The following table summarizes restricted stock units issued and outstanding:

    

    

    

Weighted

Weighted

average

average

remaining

grant

vesting

Restricted Stock Units

price

life (years)

Outstanding and expected to vest as of December 31, 2023

351,407

$

5.06

 

1.99

Granted

400,277

10.96

 

  

Vested

(108,976)

4.82

 

Forfeited

(39,934)

7.35

Outstanding and expected to vest as of March 31, 2024

602,774

$

8.87

 

2.41

During the three months ended March 31, 2024, 4,660 shares of RSUs were granted to a new non-executive director, which will vest equal quarterly installments until the third anniversary of the date of grant, provided that the recipient remains as non-executive director through vesting date.
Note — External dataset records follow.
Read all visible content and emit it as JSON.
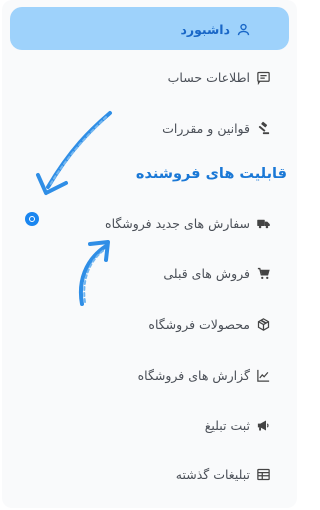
{
  "sidebar": {
    "items": [
      {
        "label": "داشبورد",
        "icon": "user-icon",
        "active": true
      },
      {
        "label": "اطلاعات حساب",
        "icon": "message-icon"
      },
      {
        "label": "قوانین و مقررات",
        "icon": "gavel-icon"
      },
      {
        "label": "سفارش های جدید فروشگاه",
        "icon": "truck-icon"
      },
      {
        "label": "فروش های قبلی",
        "icon": "cart-icon"
      },
      {
        "label": "محصولات فروشگاه",
        "icon": "box-icon"
      },
      {
        "label": "گزارش های فروشگاه",
        "icon": "chart-line-icon"
      },
      {
        "label": "ثبت تبلیغ",
        "icon": "megaphone-icon"
      },
      {
        "label": "تبلیغات گذشته",
        "icon": "table-icon"
      }
    ],
    "section_title": "قابلیت های فروشنده"
  },
  "colors": {
    "active_bg": "#9ed2fb",
    "active_text": "#1967c7",
    "section_title": "#1a78d6",
    "annotation_blue": "#1a86f0"
  }
}
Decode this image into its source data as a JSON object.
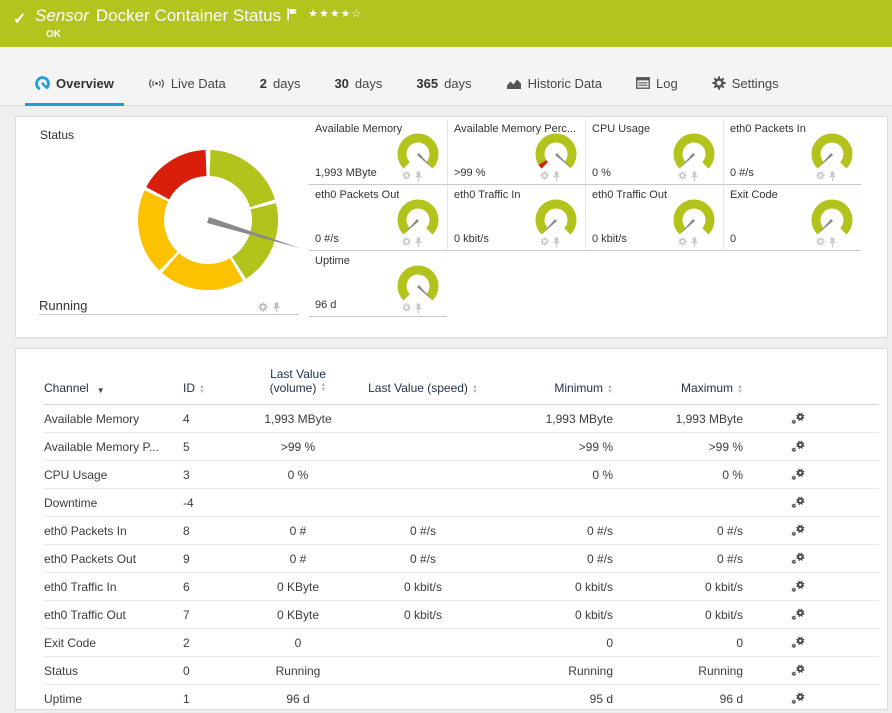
{
  "icons": {
    "check": "✓",
    "stars": "★★★★☆",
    "sort_asc": "▲",
    "sort_desc": "▼",
    "sort_active": "▼"
  },
  "colors": {
    "header_green": "#b4c41f",
    "gauge_green": "#b2c31c",
    "gauge_yellow": "#fcc200",
    "gauge_red": "#d91e09",
    "needle_gray": "#8a8a8a",
    "accent_blue": "#1b9fd6"
  },
  "header": {
    "type_label": "Sensor",
    "title": "Docker Container Status",
    "status": "OK",
    "priority_stars": "★★★★☆"
  },
  "tabs": {
    "items": [
      {
        "label": "Overview",
        "active": true
      },
      {
        "label": "Live Data"
      },
      {
        "num": "2",
        "label": "days"
      },
      {
        "num": "30",
        "label": "days"
      },
      {
        "num": "365",
        "label": "days"
      },
      {
        "label": "Historic Data"
      },
      {
        "label": "Log"
      },
      {
        "label": "Settings"
      }
    ]
  },
  "status_panel": {
    "main_gauge": {
      "label": "Status",
      "value": "Running",
      "needle_deg": 107,
      "segments": [
        {
          "from": 2,
          "to": 73,
          "color": "#b2c31c"
        },
        {
          "from": 76,
          "to": 147,
          "color": "#b2c31c"
        },
        {
          "from": 150,
          "to": 221,
          "color": "#fcc200"
        },
        {
          "from": 224,
          "to": 295,
          "color": "#fcc200"
        },
        {
          "from": 298,
          "to": 358,
          "color": "#d91e09"
        }
      ]
    },
    "gauges": [
      {
        "label": "Available Memory",
        "value": "1,993 MByte",
        "needle_deg": 135
      },
      {
        "label": "Available Memory Perc...",
        "value": ">99 %",
        "needle_deg": 133,
        "red_segment": [
          -135,
          -122
        ]
      },
      {
        "label": "CPU Usage",
        "value": "0 %",
        "needle_deg": -135
      },
      {
        "label": "eth0 Packets In",
        "value": "0 #/s",
        "needle_deg": -135
      },
      {
        "label": "eth0 Packets Out",
        "value": "0 #/s",
        "needle_deg": -135
      },
      {
        "label": "eth0 Traffic In",
        "value": "0 kbit/s",
        "needle_deg": -135
      },
      {
        "label": "eth0 Traffic Out",
        "value": "0 kbit/s",
        "needle_deg": -135
      },
      {
        "label": "Exit Code",
        "value": "0",
        "needle_deg": -135
      },
      {
        "label": "Uptime",
        "value": "96 d",
        "needle_deg": 135
      }
    ]
  },
  "table": {
    "columns": [
      {
        "label": "Channel",
        "sorted": true
      },
      {
        "label": "ID"
      },
      {
        "label": "Last Value",
        "label2": "(volume)"
      },
      {
        "label": "Last Value (speed)"
      },
      {
        "label": "Minimum"
      },
      {
        "label": "Maximum"
      }
    ],
    "rows": [
      {
        "channel": "Available Memory",
        "id": "4",
        "volume": "1,993 MByte",
        "speed": "",
        "min": "1,993 MByte",
        "max": "1,993 MByte"
      },
      {
        "channel": "Available Memory P...",
        "id": "5",
        "volume": ">99 %",
        "speed": "",
        "min": ">99 %",
        "max": ">99 %"
      },
      {
        "channel": "CPU Usage",
        "id": "3",
        "volume": "0 %",
        "speed": "",
        "min": "0 %",
        "max": "0 %"
      },
      {
        "channel": "Downtime",
        "id": "-4",
        "volume": "",
        "speed": "",
        "min": "",
        "max": ""
      },
      {
        "channel": "eth0 Packets In",
        "id": "8",
        "volume": "0 #",
        "speed": "0 #/s",
        "min": "0 #/s",
        "max": "0 #/s"
      },
      {
        "channel": "eth0 Packets Out",
        "id": "9",
        "volume": "0 #",
        "speed": "0 #/s",
        "min": "0 #/s",
        "max": "0 #/s"
      },
      {
        "channel": "eth0 Traffic In",
        "id": "6",
        "volume": "0 KByte",
        "speed": "0 kbit/s",
        "min": "0 kbit/s",
        "max": "0 kbit/s"
      },
      {
        "channel": "eth0 Traffic Out",
        "id": "7",
        "volume": "0 KByte",
        "speed": "0 kbit/s",
        "min": "0 kbit/s",
        "max": "0 kbit/s"
      },
      {
        "channel": "Exit Code",
        "id": "2",
        "volume": "0",
        "speed": "",
        "min": "0",
        "max": "0"
      },
      {
        "channel": "Status",
        "id": "0",
        "volume": "Running",
        "speed": "",
        "min": "Running",
        "max": "Running"
      },
      {
        "channel": "Uptime",
        "id": "1",
        "volume": "96 d",
        "speed": "",
        "min": "95 d",
        "max": "96 d"
      }
    ]
  }
}
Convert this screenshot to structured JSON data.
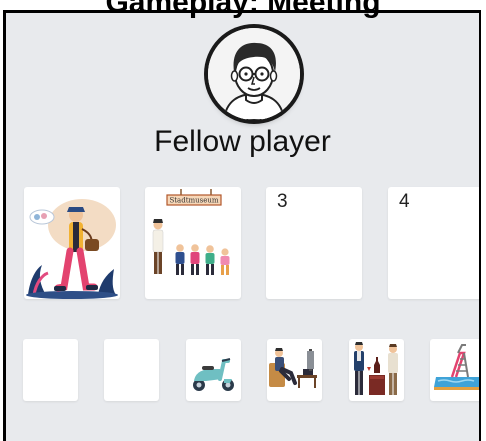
{
  "header": {
    "title": "Gameplay: Meeting"
  },
  "player": {
    "name": "Fellow player",
    "avatar_icon": "man-with-glasses-avatar-icon"
  },
  "card_row": [
    {
      "type": "image",
      "icon": "walking-man-with-bag-illustration"
    },
    {
      "type": "image",
      "icon": "museum-group-illustration",
      "sign_text": "Stadtmuseum"
    },
    {
      "type": "number",
      "label": "3"
    },
    {
      "type": "number",
      "label": "4"
    }
  ],
  "hand_cards": [
    {
      "type": "empty"
    },
    {
      "type": "empty"
    },
    {
      "type": "image",
      "icon": "scooter-illustration"
    },
    {
      "type": "image",
      "icon": "person-watching-tv-illustration"
    },
    {
      "type": "image",
      "icon": "wine-tasting-illustration"
    },
    {
      "type": "image",
      "icon": "swimming-pool-illustration"
    }
  ],
  "colors": {
    "panel_background": "#e8eaed",
    "card_background": "#ffffff",
    "frame": "#000000"
  }
}
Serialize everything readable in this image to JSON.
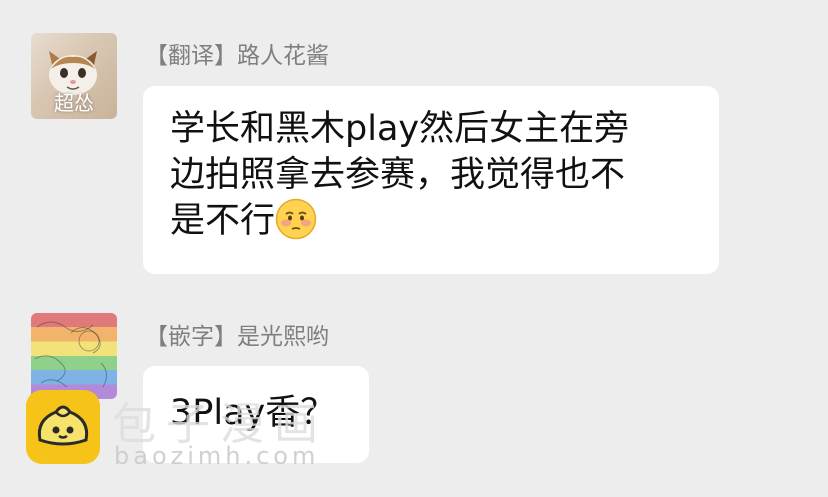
{
  "messages": [
    {
      "sender": "【翻译】路人花酱",
      "avatar_caption": "超怂",
      "avatar_icon": "cat-avatar-icon",
      "text_lines": [
        "学长和黑木play然后女主在旁",
        "边拍照拿去参赛，我觉得也不",
        "是不行"
      ],
      "emoji": "flushed-face-emoji"
    },
    {
      "sender": "【嵌字】是光熙哟",
      "avatar_icon": "rainbow-avatar-icon",
      "text": "3Play香？"
    }
  ],
  "watermark": {
    "title": "包子漫画",
    "url": "baozimh.com",
    "logo_icon": "bun-logo-icon"
  },
  "colors": {
    "background": "#ededed",
    "bubble": "#ffffff",
    "sender_name": "#7f7f7f",
    "message_text": "#111111",
    "logo": "#f6c318"
  }
}
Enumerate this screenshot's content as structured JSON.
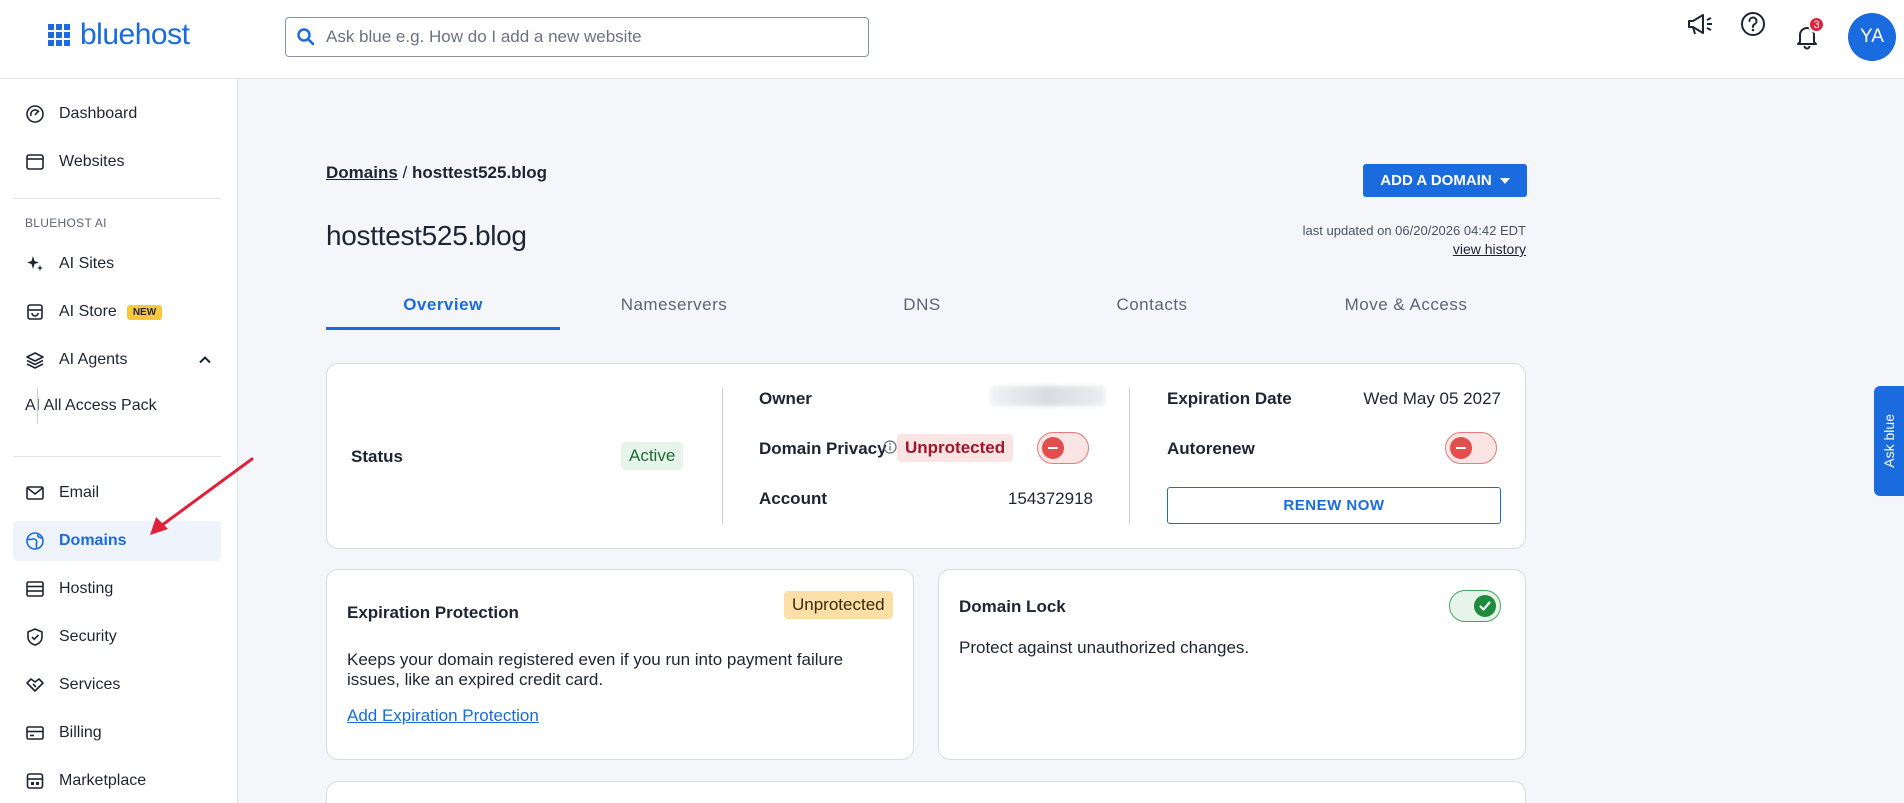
{
  "header": {
    "logo_text": "bluehost",
    "search_placeholder": "Ask blue e.g. How do I add a new website",
    "notification_count": "3",
    "avatar_initials": "YA"
  },
  "sidebar": {
    "items_top": [
      {
        "label": "Dashboard",
        "icon": "dashboard-icon"
      },
      {
        "label": "Websites",
        "icon": "browser-icon"
      }
    ],
    "section_label": "BLUEHOST AI",
    "ai_items": [
      {
        "label": "AI Sites",
        "icon": "sparkle-icon"
      },
      {
        "label": "AI Store",
        "icon": "store-icon",
        "badge": "NEW"
      },
      {
        "label": "AI Agents",
        "icon": "layers-icon"
      },
      {
        "label": "AI All Access Pack"
      }
    ],
    "items_bottom": [
      {
        "label": "Email",
        "icon": "mail-icon"
      },
      {
        "label": "Domains",
        "icon": "globe-icon",
        "active": true
      },
      {
        "label": "Hosting",
        "icon": "server-icon"
      },
      {
        "label": "Security",
        "icon": "shield-icon"
      },
      {
        "label": "Services",
        "icon": "handshake-icon"
      },
      {
        "label": "Billing",
        "icon": "credit-card-icon"
      },
      {
        "label": "Marketplace",
        "icon": "marketplace-icon"
      }
    ]
  },
  "breadcrumb": {
    "root": "Domains",
    "separator": " / ",
    "current": "hosttest525.blog"
  },
  "page_title": "hosttest525.blog",
  "add_domain_label": "ADD A DOMAIN",
  "updated": {
    "text": "last updated on 06/20/2026 04:42 EDT",
    "history_link": "view history"
  },
  "tabs": [
    "Overview",
    "Nameservers",
    "DNS",
    "Contacts",
    "Move & Access"
  ],
  "summary": {
    "status_label": "Status",
    "status_value": "Active",
    "owner_label": "Owner",
    "privacy_label": "Domain Privacy",
    "privacy_value": "Unprotected",
    "account_label": "Account",
    "account_value": "154372918",
    "expiration_label": "Expiration Date",
    "expiration_value": "Wed May 05 2027",
    "autorenew_label": "Autorenew",
    "renew_button": "RENEW NOW"
  },
  "expiration_protection": {
    "title": "Expiration Protection",
    "badge": "Unprotected",
    "description": "Keeps your domain registered even if you run into payment failure issues, like an expired credit card.",
    "link": "Add Expiration Protection"
  },
  "domain_lock": {
    "title": "Domain Lock",
    "description": "Protect against unauthorized changes."
  },
  "ask_blue_label": "Ask blue",
  "colors": {
    "brand": "#196bde",
    "danger": "#e24d4d",
    "success": "#1e8a3c",
    "arrow": "#e0213a"
  }
}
The remaining 395,617 shares of RSUs granted in the three months ended March 31, 2024 will vest annually over the next 3 years, provided in each case that the recipient remains an employee of the Company through each vesting date.

Performance-based Restricted Stock Unit (PRSUs) Activity

The following table summarizes restricted stock units issued and outstanding: